**Aim of the task**
The expected output is a copy of every line in the records with the string "this".
━━━━━ Supplied data
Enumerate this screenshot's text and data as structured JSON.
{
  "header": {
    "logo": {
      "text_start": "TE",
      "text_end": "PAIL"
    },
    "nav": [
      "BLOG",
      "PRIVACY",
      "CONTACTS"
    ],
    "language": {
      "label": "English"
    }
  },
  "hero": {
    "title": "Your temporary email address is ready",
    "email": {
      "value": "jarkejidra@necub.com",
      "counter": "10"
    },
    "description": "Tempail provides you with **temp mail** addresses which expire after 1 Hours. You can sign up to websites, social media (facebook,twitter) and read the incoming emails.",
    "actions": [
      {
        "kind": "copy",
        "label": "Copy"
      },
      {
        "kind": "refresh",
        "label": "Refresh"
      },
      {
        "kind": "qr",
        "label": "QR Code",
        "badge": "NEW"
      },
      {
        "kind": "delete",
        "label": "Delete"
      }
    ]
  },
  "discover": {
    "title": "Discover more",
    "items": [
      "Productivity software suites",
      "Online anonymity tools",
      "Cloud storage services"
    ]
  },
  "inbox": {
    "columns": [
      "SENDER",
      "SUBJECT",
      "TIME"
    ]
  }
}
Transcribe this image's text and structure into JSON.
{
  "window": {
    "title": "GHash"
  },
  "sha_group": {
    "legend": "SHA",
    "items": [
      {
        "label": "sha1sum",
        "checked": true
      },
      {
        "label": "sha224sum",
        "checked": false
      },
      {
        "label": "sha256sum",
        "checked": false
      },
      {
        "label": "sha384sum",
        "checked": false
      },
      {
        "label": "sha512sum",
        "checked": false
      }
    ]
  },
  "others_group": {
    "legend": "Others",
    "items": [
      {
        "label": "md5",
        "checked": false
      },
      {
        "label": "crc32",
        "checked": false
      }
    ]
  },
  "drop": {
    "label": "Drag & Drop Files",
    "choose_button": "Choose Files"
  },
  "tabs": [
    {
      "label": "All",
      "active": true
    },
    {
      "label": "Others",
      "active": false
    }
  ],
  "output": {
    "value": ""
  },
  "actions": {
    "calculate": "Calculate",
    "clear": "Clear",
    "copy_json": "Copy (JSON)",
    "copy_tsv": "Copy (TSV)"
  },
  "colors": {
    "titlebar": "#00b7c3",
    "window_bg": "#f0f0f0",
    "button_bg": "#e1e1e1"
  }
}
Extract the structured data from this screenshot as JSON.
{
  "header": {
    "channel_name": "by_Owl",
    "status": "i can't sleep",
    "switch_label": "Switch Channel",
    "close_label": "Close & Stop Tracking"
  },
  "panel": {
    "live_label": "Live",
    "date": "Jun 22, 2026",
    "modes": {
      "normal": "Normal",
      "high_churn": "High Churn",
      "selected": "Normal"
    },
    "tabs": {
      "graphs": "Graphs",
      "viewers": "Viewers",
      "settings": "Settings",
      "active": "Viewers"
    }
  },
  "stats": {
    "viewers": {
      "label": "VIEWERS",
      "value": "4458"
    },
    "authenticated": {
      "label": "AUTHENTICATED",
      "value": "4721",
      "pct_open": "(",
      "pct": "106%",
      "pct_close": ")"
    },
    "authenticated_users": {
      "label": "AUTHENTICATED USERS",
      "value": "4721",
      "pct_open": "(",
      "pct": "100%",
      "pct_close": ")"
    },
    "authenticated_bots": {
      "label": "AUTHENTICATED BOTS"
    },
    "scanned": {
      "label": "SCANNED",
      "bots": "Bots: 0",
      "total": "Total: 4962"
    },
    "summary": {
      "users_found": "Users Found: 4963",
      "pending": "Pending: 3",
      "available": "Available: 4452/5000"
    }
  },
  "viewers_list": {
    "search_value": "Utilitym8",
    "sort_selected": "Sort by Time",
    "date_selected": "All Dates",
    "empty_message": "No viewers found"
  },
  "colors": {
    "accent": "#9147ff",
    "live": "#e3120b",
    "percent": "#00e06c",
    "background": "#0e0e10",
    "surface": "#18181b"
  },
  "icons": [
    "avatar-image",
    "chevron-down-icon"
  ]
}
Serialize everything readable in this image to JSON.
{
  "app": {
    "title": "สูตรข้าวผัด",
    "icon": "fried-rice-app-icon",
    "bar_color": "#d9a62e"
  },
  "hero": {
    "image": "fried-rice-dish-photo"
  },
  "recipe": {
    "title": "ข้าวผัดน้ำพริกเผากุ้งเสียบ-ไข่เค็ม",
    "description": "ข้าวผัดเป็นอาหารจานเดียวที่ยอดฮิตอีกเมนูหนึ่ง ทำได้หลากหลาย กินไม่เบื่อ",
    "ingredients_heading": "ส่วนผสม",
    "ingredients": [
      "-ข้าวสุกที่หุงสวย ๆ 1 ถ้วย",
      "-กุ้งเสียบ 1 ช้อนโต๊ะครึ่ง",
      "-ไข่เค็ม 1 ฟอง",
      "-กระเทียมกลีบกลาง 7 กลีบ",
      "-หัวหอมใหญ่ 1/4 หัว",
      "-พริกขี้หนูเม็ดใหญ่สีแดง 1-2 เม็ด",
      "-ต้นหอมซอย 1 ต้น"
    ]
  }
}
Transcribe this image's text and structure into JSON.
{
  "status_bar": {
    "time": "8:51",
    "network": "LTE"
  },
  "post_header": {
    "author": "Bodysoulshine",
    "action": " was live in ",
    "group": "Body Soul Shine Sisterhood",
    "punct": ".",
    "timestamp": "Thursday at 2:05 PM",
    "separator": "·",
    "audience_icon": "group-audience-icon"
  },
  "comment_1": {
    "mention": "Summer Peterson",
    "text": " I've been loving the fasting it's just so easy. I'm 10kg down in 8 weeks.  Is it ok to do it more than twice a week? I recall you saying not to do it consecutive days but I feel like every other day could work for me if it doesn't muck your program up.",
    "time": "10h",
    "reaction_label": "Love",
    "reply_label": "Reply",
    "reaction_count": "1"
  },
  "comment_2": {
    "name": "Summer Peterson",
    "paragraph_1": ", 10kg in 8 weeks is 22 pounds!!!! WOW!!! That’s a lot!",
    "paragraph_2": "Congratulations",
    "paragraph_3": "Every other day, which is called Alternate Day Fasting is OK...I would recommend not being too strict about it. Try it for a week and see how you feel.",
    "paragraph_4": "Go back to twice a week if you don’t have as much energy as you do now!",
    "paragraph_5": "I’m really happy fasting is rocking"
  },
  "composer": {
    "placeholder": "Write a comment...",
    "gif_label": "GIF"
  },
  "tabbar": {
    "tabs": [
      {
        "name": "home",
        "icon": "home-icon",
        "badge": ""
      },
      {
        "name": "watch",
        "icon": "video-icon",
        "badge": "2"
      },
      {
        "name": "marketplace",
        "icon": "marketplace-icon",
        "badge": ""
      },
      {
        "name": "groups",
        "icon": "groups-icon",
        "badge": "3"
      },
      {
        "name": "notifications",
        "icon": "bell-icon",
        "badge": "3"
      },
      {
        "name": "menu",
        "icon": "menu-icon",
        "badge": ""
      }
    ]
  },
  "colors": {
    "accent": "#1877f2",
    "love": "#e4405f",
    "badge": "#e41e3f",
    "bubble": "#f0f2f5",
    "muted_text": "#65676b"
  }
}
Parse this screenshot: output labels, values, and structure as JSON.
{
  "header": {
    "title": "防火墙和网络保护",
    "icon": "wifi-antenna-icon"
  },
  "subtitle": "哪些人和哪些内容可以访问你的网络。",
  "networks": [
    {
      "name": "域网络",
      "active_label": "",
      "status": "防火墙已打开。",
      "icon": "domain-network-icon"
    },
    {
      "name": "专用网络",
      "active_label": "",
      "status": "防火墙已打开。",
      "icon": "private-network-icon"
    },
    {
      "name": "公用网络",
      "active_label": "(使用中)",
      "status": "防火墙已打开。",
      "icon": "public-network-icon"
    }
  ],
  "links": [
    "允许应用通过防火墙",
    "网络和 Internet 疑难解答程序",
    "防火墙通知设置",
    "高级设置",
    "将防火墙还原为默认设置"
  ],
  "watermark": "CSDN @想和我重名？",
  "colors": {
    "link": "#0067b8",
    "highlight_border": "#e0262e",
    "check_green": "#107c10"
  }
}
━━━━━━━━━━
**Exercise output**
Enumerate this screenshot's text and data as structured JSON.
Transcribe this image's text and structure into JSON.
Extract the structured data from this screenshot as JSON.
Serialize everything readable in this image to JSON.
Transcribe this image's text and structure into JSON.
Parse this screenshot: output labels, values, and structure as JSON.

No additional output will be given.